Wine is one of two subjects about which I can speak with a small amount of authority. The other is dogs.
In what now seems like another lifetime, I was co-owner/trainer of a dog training, boarding and day care facility. I spent two years—365 days a year, 7 days a week and 12 or more hours a day—with dogs. And that doesn’t count the pack of dogs I was living with at the time.
At first glance there doesn’t seem to be much similarity between these two subjects. The differences are pretty clear: one is a living, breathing animal and the other is a liquid (although Kermit Lynch would argue that good wine is also living). The more I consider it, however, the more I find in common between these two passions of mine.
The more you learn about wine, the more you realize you don’t know. The same can be said about dogs. The sheer number of breeds and various mixes certainly rivals the number of grapes, blends and wines. People have spent lifetimes breeding and blending genetic traits in search of the perfect dog, just as winemakers pursue the perfect vintage or cuvée.
Although I know very little about winemaking, I think there are some similarities between making wine and teaching dogs. Both require lots of time, patience and experience. And for those who master either trade, the results of their work can be breathtaking. Anyone who has ever watched a service dog in action should understand.
Both wine and dogs never cease to amaze me. There is subtly, beauty, grace, aggression, simplicity, complexity, strengths and defects to be found in each.
For an information junkie like me, there is an endless amount of knowledge waiting to be discovered on both subjects. And they both require hands-on learning; books can provide a foundation of knowledge, but can never replace the glass, or the leash, in your hand.
And just as each individual bottle of wine is different, so is each individual dog. No two Labrador Retrievers are carbon copies any more than any two syrahs are exactly alike.
I imagine these two passions will stay with me until the end. I can’t imagine a life without holding a nice glass of wine in one hand and stroking a dog’s head with the other.

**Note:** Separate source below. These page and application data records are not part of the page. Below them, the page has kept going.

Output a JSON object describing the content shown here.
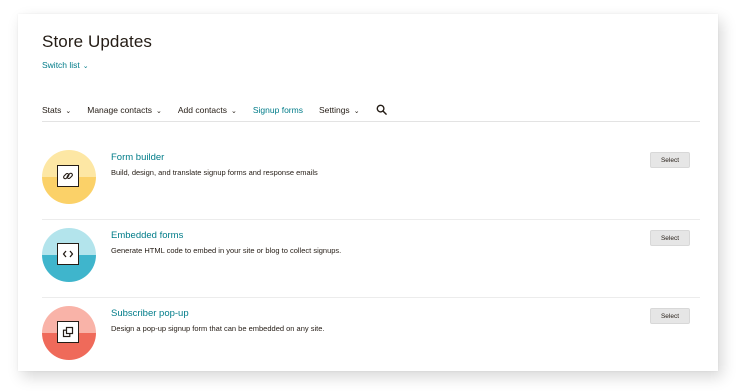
{
  "page": {
    "title": "Store Updates",
    "switch_list": "Switch list"
  },
  "nav": {
    "items": [
      {
        "label": "Stats",
        "dropdown": true
      },
      {
        "label": "Manage contacts",
        "dropdown": true
      },
      {
        "label": "Add contacts",
        "dropdown": true
      },
      {
        "label": "Signup forms",
        "dropdown": false,
        "active": true
      },
      {
        "label": "Settings",
        "dropdown": true
      }
    ],
    "search_icon": "search-icon"
  },
  "options": [
    {
      "title": "Form builder",
      "description": "Build, design, and translate signup forms and response emails",
      "button": "Select",
      "icon": "link-icon",
      "color_top": "#fde7a4",
      "color_bottom": "#fbd168"
    },
    {
      "title": "Embedded forms",
      "description": "Generate HTML code to embed in your site or blog to collect signups.",
      "button": "Select",
      "icon": "code-icon",
      "color_top": "#b3e4ec",
      "color_bottom": "#3fb5cc"
    },
    {
      "title": "Subscriber pop-up",
      "description": "Design a pop-up signup form that can be embedded on any site.",
      "button": "Select",
      "icon": "popup-icon",
      "color_top": "#f9b3a8",
      "color_bottom": "#ef6a5a"
    }
  ],
  "colors": {
    "accent": "#007c89",
    "text": "#241c15",
    "button_bg": "#e6e6e6"
  }
}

That one in the picture is a Belgian Malinois Eastern North Carolina 1996. She’s a little funky on the nose, but once you get past that she’s warm, delicate and soft with undertones of neurosis and the suggestion of an impending bite.
I wouldn’t trade her for two cases of Château Lafite-Rothschild 1961.